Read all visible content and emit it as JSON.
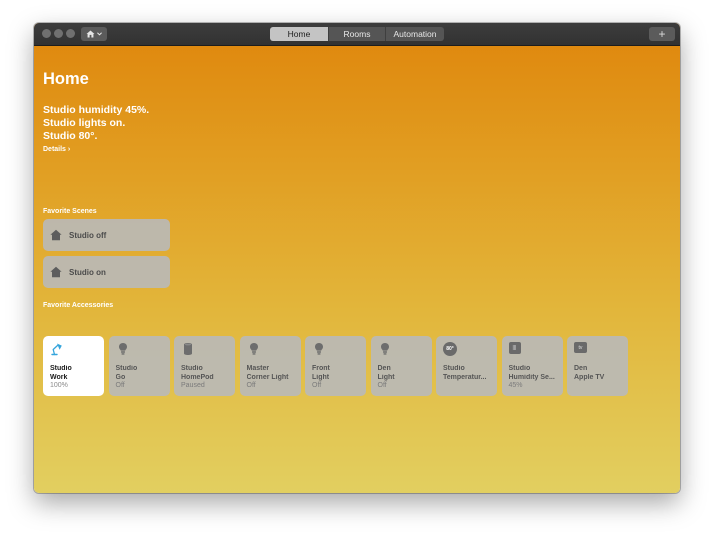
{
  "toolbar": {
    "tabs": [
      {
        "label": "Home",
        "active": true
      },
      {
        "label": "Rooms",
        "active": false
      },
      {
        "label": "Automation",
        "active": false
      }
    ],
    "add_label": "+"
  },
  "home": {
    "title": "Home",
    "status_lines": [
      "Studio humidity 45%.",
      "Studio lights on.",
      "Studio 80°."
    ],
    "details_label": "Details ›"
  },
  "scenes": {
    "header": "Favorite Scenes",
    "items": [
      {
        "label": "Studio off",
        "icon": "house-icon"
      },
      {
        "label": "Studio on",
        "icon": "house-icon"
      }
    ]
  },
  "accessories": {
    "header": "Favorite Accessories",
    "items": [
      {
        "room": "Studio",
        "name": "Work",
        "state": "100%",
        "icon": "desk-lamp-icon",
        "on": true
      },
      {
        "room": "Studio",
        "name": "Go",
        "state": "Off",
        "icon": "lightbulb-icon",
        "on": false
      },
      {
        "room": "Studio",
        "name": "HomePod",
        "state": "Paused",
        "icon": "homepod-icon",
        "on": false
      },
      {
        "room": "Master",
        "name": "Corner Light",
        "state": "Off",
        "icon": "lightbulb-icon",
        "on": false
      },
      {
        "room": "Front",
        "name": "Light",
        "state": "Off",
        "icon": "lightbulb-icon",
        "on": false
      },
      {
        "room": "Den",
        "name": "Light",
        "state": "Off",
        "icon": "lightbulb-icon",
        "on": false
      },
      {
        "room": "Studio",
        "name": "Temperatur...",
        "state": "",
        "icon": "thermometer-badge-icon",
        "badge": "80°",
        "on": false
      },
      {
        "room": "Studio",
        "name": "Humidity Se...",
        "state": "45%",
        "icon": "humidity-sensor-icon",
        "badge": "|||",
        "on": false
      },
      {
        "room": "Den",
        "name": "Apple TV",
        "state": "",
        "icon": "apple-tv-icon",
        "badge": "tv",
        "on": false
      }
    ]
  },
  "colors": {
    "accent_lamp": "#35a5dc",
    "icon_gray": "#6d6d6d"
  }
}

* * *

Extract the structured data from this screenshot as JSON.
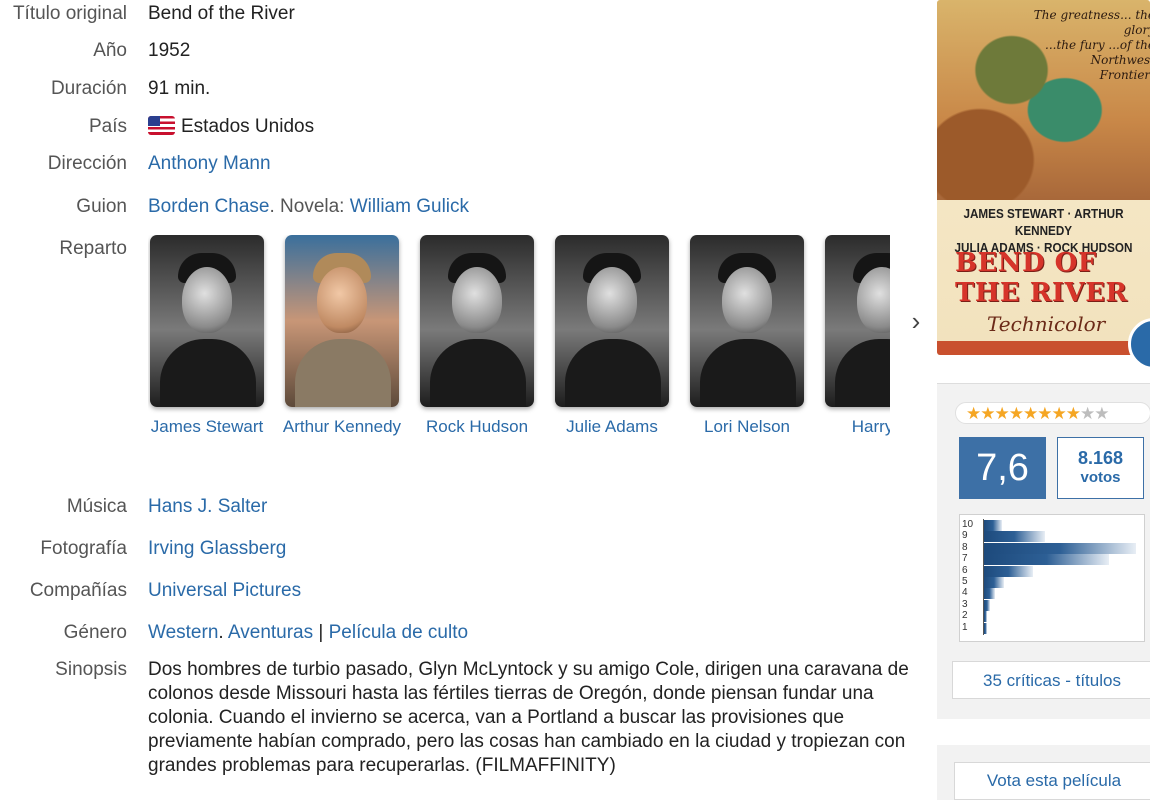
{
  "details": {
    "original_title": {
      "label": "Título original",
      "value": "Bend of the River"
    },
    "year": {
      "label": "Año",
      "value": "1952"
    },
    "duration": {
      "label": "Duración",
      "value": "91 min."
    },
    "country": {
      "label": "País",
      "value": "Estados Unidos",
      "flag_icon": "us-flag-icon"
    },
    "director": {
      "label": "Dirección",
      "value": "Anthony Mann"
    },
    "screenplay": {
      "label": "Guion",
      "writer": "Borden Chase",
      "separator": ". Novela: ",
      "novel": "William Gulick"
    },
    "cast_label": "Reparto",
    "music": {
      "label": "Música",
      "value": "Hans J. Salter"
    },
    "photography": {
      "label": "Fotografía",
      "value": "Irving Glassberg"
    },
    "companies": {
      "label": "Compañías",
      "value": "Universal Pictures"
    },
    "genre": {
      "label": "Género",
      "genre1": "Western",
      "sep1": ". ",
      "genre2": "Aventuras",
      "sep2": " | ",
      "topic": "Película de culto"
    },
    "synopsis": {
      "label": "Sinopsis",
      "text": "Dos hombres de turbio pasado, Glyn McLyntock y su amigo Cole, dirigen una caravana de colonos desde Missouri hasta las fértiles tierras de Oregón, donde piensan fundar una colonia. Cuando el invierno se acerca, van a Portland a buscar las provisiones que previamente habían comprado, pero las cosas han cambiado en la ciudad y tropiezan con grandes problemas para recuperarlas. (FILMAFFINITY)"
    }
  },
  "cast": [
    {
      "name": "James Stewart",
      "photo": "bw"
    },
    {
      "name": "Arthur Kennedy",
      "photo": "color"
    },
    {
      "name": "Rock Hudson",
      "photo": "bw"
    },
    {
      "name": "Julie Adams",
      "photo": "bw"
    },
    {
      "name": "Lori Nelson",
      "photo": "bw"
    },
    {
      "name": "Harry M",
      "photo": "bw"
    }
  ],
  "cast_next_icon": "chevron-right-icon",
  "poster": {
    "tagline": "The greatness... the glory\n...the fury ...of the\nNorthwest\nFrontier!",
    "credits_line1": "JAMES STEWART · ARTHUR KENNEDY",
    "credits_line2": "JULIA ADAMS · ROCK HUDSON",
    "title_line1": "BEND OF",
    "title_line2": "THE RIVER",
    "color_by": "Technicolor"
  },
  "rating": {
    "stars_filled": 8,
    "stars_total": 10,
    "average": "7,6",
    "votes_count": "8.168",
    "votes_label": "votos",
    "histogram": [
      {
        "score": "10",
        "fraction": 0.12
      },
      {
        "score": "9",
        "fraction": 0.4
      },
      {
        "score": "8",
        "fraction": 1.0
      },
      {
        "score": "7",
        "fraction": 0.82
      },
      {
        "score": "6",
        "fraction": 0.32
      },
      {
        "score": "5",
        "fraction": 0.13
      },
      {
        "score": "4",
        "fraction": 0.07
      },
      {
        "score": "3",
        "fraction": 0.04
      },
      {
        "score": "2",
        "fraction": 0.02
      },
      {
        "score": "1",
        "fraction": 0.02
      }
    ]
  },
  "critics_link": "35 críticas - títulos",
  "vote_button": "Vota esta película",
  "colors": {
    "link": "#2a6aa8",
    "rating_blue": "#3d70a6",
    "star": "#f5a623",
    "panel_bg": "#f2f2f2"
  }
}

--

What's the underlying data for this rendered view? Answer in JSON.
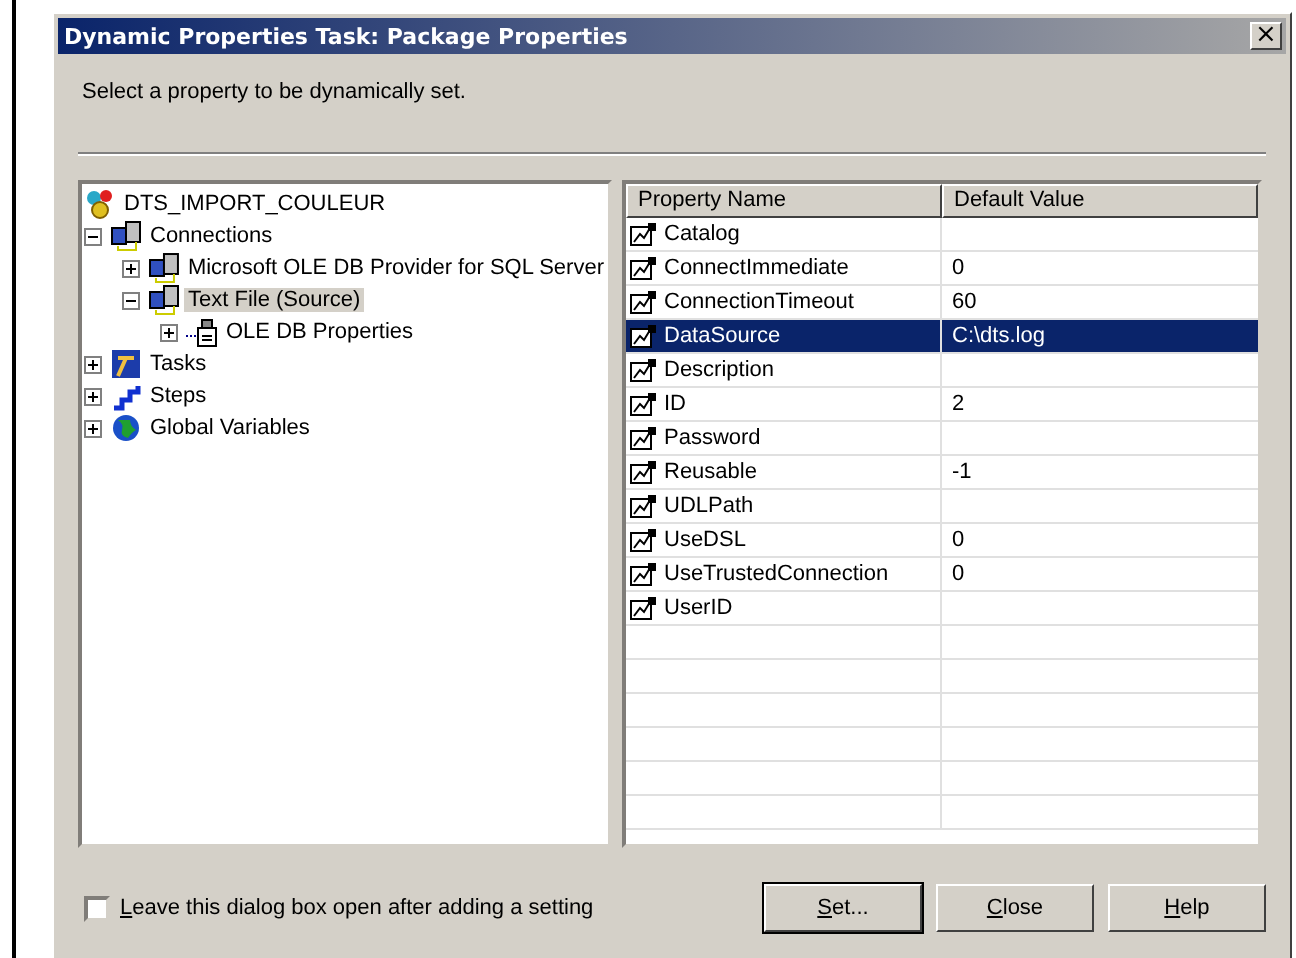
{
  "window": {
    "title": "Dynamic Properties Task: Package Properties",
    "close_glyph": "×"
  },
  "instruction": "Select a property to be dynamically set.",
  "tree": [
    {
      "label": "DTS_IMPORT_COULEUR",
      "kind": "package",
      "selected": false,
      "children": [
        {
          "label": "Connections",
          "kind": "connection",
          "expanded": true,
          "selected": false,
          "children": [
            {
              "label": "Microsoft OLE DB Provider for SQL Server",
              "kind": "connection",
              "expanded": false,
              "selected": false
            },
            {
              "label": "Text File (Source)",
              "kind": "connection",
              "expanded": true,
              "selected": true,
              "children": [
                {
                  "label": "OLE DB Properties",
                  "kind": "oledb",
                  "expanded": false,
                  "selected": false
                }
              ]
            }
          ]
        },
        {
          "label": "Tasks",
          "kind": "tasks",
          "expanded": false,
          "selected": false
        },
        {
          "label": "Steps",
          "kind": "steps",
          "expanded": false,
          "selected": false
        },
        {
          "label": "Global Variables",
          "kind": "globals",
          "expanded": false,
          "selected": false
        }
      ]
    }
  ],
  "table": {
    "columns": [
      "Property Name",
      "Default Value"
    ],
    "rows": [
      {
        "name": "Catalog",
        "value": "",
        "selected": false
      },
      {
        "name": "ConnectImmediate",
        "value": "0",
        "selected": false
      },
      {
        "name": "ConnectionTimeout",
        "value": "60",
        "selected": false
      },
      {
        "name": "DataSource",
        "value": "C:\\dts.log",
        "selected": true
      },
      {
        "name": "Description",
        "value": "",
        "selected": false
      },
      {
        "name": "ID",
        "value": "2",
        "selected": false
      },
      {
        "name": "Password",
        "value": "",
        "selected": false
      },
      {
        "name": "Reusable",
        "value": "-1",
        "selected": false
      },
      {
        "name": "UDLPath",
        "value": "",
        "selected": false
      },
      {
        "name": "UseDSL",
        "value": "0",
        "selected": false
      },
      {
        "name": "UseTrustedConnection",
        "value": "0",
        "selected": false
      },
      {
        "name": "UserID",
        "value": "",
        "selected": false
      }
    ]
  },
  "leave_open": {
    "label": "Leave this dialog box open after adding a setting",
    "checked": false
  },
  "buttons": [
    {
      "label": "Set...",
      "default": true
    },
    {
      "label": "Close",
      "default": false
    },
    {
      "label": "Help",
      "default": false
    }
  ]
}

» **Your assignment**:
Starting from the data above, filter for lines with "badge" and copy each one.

» **Expected output**:
        "icon": "thermometer-badge-icon",
        "badge": "80°",
        "badge": "|||",
        "badge": "tv",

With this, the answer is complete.